= How to complete this task =
Copy out every line of the records where the string "come" occurs.

***

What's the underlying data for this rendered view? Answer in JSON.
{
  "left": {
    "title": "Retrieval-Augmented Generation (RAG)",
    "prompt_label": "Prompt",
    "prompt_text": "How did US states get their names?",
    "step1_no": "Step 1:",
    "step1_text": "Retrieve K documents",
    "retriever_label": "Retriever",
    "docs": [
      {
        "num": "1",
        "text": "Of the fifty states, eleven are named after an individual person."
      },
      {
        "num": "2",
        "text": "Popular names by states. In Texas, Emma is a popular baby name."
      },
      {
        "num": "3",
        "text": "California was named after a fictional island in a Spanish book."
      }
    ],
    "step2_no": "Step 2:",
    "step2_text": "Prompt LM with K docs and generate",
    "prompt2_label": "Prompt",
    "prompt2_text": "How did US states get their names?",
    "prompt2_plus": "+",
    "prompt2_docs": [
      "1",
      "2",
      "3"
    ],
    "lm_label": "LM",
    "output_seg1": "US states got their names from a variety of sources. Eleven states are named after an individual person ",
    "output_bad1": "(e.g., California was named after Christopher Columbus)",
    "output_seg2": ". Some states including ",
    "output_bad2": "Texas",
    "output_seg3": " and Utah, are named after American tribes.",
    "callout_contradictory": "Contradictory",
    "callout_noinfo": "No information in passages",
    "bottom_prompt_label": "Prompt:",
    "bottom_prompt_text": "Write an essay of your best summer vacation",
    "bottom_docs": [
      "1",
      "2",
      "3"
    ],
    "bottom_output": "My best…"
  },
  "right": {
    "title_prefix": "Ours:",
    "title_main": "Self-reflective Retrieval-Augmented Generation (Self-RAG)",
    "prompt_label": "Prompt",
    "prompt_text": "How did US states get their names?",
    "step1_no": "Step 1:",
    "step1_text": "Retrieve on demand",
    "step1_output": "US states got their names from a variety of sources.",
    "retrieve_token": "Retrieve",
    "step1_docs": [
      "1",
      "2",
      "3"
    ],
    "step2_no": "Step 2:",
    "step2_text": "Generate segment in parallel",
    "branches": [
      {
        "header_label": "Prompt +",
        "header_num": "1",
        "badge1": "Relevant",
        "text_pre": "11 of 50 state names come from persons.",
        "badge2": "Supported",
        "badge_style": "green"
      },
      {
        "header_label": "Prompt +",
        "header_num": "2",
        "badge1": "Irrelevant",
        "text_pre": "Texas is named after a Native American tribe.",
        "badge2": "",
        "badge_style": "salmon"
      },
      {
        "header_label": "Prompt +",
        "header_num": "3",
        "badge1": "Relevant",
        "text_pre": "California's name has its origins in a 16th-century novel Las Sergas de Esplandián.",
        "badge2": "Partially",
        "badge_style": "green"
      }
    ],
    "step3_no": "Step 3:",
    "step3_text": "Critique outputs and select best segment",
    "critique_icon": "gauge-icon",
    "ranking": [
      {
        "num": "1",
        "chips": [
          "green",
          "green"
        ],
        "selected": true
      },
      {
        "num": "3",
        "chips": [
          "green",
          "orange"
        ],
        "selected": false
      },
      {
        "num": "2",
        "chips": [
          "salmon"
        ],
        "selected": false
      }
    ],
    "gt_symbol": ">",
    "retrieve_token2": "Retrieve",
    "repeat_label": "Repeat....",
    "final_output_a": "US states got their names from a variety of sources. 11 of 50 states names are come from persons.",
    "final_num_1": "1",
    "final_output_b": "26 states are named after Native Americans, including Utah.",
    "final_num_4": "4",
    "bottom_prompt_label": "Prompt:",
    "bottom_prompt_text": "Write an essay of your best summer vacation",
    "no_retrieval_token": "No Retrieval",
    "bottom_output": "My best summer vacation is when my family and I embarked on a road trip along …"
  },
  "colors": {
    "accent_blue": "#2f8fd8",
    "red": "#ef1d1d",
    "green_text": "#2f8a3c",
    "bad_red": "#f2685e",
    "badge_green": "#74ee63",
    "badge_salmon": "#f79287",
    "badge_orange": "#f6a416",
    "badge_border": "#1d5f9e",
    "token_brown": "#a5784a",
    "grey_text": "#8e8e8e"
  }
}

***

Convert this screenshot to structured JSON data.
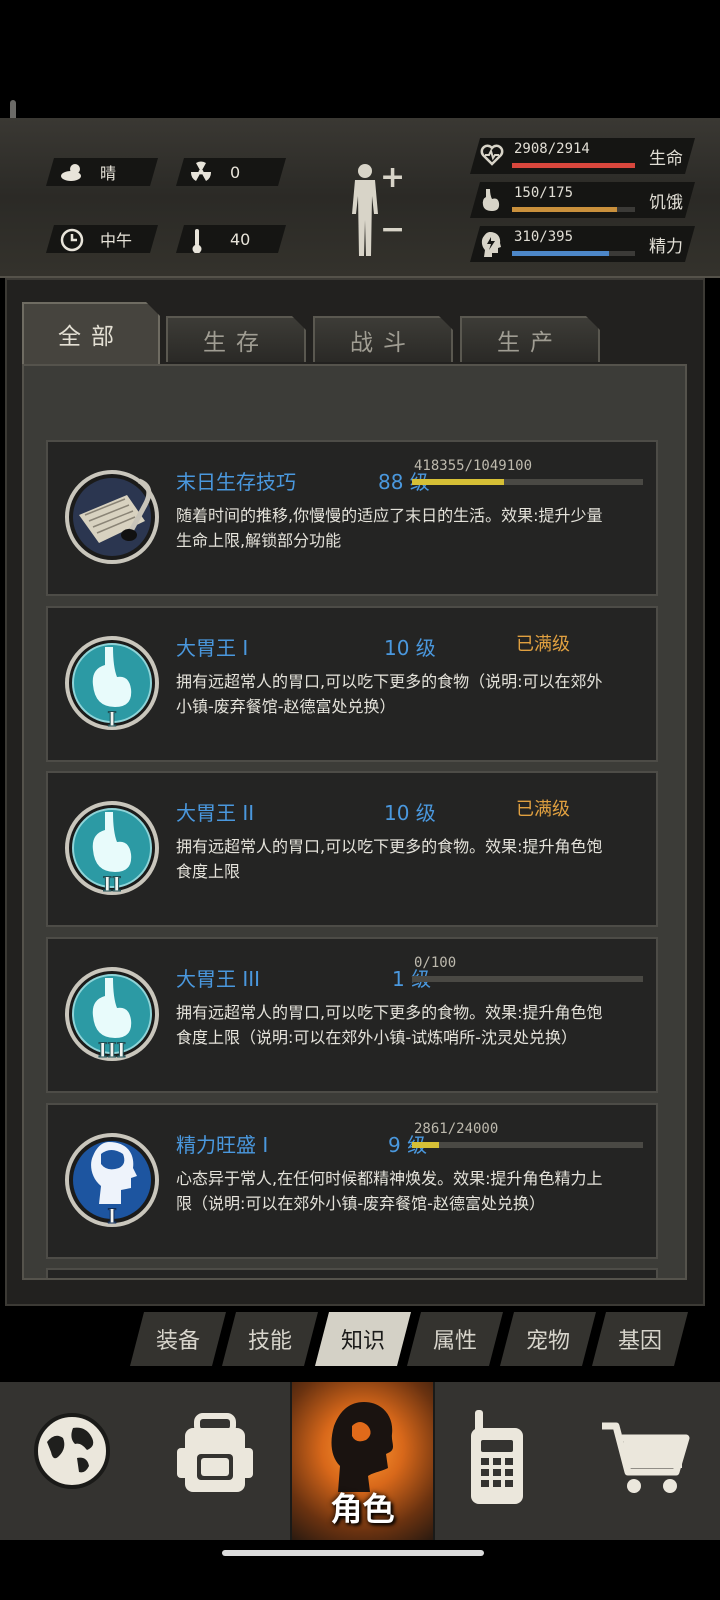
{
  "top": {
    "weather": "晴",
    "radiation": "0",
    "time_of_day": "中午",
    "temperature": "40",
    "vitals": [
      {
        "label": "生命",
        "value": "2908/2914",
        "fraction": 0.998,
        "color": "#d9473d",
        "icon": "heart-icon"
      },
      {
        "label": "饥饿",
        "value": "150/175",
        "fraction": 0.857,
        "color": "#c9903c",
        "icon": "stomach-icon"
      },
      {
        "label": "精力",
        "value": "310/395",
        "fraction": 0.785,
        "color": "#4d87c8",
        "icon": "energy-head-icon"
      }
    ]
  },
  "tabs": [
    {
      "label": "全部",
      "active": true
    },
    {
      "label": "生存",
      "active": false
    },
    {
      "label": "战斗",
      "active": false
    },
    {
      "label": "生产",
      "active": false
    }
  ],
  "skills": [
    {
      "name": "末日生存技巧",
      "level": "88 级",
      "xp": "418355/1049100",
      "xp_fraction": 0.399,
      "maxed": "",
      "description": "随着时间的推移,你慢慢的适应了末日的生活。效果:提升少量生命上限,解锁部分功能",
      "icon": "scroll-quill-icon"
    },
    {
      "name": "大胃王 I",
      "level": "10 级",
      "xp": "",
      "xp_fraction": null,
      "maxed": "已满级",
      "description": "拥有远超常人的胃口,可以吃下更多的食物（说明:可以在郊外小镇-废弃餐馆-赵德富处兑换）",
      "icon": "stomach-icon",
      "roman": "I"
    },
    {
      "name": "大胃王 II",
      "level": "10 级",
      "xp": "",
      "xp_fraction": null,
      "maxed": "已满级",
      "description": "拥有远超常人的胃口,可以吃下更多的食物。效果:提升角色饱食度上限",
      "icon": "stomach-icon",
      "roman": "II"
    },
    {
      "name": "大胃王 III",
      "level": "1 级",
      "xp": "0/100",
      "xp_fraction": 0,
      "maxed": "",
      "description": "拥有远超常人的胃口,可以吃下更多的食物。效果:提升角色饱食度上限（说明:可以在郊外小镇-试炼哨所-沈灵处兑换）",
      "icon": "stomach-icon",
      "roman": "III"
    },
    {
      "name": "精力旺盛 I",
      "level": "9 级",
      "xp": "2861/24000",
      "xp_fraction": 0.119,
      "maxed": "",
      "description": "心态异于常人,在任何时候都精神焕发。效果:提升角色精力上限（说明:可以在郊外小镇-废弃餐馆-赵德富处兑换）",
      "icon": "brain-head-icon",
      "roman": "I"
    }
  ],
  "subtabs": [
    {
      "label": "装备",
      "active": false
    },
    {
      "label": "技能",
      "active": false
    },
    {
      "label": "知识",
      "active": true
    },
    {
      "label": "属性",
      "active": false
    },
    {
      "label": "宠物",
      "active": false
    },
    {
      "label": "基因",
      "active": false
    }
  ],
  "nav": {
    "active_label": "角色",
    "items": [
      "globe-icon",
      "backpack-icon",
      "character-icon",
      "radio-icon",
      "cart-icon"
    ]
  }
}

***

= Solution to the exercise =
        "text_pre": "11 of 50 state names come from persons.",
    "final_output_a": "US states got their names from a variety of sources. 11 of 50 states names are come from persons.",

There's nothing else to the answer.